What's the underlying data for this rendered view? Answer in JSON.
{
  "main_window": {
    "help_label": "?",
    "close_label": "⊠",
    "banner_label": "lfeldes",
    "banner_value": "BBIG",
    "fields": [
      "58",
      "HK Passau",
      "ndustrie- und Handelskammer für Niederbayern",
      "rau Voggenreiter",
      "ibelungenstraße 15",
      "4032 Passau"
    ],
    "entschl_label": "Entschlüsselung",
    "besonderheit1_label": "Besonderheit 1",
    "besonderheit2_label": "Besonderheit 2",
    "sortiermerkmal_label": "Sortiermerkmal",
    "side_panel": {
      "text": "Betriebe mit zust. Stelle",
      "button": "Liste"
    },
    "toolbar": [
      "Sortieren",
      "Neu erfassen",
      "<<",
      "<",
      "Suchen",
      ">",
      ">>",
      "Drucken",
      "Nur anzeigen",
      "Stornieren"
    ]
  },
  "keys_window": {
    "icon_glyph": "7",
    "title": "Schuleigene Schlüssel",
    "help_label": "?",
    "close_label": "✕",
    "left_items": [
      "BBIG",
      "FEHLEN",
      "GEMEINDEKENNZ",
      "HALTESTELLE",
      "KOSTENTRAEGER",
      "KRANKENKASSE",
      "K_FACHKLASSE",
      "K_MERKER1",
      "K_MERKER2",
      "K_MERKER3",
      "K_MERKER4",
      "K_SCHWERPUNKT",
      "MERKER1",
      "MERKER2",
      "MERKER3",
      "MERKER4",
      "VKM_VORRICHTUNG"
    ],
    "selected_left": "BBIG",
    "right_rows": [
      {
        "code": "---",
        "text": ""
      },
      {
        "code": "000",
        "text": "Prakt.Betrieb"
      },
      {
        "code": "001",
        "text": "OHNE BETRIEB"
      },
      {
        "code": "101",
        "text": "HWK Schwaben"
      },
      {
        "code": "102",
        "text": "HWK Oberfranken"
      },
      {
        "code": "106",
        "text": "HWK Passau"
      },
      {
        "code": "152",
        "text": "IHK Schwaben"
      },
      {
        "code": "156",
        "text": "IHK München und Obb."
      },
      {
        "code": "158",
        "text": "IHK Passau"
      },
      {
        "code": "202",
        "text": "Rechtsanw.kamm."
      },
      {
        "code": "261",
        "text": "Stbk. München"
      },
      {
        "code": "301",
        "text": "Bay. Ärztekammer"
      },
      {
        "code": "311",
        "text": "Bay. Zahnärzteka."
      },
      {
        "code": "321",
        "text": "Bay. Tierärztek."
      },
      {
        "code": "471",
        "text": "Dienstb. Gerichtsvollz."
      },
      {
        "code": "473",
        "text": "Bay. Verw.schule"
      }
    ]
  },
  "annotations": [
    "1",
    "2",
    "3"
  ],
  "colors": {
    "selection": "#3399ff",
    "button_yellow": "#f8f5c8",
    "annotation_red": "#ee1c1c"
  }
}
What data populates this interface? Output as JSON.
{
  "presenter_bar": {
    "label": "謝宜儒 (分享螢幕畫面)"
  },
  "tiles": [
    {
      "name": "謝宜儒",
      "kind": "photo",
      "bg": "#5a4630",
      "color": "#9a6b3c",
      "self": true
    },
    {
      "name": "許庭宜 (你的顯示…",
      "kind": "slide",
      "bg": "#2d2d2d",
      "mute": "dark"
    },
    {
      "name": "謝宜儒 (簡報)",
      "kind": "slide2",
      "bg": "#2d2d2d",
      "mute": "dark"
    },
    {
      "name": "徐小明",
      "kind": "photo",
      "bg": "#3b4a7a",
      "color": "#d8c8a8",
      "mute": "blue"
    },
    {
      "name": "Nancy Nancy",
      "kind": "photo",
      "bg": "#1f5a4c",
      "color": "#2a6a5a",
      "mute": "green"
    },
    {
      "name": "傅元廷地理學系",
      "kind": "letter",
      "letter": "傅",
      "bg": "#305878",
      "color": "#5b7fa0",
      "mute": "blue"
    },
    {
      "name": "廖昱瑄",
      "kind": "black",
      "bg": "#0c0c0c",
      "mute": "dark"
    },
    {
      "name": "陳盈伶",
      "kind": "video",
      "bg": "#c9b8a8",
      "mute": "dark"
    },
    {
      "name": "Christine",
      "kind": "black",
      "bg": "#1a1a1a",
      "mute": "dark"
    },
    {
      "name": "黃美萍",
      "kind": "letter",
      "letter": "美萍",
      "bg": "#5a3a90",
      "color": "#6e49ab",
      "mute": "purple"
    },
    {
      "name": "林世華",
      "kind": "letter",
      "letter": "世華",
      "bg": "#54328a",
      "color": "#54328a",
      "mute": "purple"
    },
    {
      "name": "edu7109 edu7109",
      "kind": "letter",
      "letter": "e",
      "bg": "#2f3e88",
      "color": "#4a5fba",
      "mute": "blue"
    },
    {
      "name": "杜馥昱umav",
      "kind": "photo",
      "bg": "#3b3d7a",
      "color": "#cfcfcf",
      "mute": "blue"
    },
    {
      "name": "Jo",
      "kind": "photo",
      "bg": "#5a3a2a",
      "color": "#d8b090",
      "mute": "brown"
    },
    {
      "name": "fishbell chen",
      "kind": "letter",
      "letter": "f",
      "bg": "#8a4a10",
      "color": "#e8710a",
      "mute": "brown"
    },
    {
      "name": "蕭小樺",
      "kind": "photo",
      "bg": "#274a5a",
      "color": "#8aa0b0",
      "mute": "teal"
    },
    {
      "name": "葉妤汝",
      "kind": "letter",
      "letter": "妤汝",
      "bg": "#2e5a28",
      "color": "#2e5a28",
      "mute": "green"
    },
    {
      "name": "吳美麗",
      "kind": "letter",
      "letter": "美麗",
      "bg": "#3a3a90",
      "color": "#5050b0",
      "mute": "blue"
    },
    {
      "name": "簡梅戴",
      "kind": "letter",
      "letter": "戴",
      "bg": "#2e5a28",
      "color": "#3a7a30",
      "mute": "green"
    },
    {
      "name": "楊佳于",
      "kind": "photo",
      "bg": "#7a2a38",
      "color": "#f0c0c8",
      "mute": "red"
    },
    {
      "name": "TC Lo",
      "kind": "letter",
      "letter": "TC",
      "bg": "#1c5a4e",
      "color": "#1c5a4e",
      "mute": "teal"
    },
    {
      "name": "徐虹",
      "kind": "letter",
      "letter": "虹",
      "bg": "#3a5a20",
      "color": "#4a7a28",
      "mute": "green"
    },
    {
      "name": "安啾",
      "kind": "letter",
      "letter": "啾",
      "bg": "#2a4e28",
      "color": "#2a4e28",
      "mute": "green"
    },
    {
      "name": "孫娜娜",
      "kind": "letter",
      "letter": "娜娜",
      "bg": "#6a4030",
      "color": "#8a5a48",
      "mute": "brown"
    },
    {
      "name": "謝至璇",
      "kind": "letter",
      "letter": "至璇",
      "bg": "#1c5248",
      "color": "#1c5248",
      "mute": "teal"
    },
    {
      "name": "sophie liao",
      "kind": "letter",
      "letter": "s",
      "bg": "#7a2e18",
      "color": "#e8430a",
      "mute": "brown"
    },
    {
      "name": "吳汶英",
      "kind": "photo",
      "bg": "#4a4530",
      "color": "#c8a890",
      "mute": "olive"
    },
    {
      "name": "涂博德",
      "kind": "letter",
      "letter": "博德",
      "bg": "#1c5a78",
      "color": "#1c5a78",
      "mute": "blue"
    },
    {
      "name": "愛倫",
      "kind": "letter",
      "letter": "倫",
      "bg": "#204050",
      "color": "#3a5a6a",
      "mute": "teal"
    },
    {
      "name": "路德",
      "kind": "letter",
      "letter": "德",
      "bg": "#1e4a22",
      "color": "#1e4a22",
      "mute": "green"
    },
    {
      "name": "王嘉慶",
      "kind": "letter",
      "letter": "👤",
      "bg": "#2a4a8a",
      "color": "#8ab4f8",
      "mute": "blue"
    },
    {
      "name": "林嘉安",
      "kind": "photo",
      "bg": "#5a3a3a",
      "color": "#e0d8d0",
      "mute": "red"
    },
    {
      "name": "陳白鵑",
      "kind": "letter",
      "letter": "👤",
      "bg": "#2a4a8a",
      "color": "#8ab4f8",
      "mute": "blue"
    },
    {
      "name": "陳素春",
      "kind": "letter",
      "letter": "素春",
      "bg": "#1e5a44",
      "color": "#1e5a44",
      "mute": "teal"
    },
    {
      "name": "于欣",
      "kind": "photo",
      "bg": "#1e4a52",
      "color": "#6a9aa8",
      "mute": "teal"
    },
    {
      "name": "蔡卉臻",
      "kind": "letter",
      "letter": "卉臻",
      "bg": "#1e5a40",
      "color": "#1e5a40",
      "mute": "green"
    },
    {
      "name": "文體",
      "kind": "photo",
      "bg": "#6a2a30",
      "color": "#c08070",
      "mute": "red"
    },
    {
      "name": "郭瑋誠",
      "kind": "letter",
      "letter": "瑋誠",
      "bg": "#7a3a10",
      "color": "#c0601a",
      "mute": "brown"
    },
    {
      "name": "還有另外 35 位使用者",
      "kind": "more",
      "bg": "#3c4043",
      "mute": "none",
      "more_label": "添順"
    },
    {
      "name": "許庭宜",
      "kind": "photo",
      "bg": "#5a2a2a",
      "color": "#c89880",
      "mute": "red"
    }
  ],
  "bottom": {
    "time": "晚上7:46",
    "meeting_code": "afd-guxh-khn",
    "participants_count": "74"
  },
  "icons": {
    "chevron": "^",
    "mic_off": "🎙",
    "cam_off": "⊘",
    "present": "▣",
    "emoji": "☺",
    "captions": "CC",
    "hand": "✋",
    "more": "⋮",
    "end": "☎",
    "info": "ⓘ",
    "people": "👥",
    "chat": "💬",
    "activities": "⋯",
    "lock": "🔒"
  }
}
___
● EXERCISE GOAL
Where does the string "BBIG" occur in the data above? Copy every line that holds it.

● RESULT
    "banner_value": "BBIG",
      "BBIG",
    "selected_left": "BBIG",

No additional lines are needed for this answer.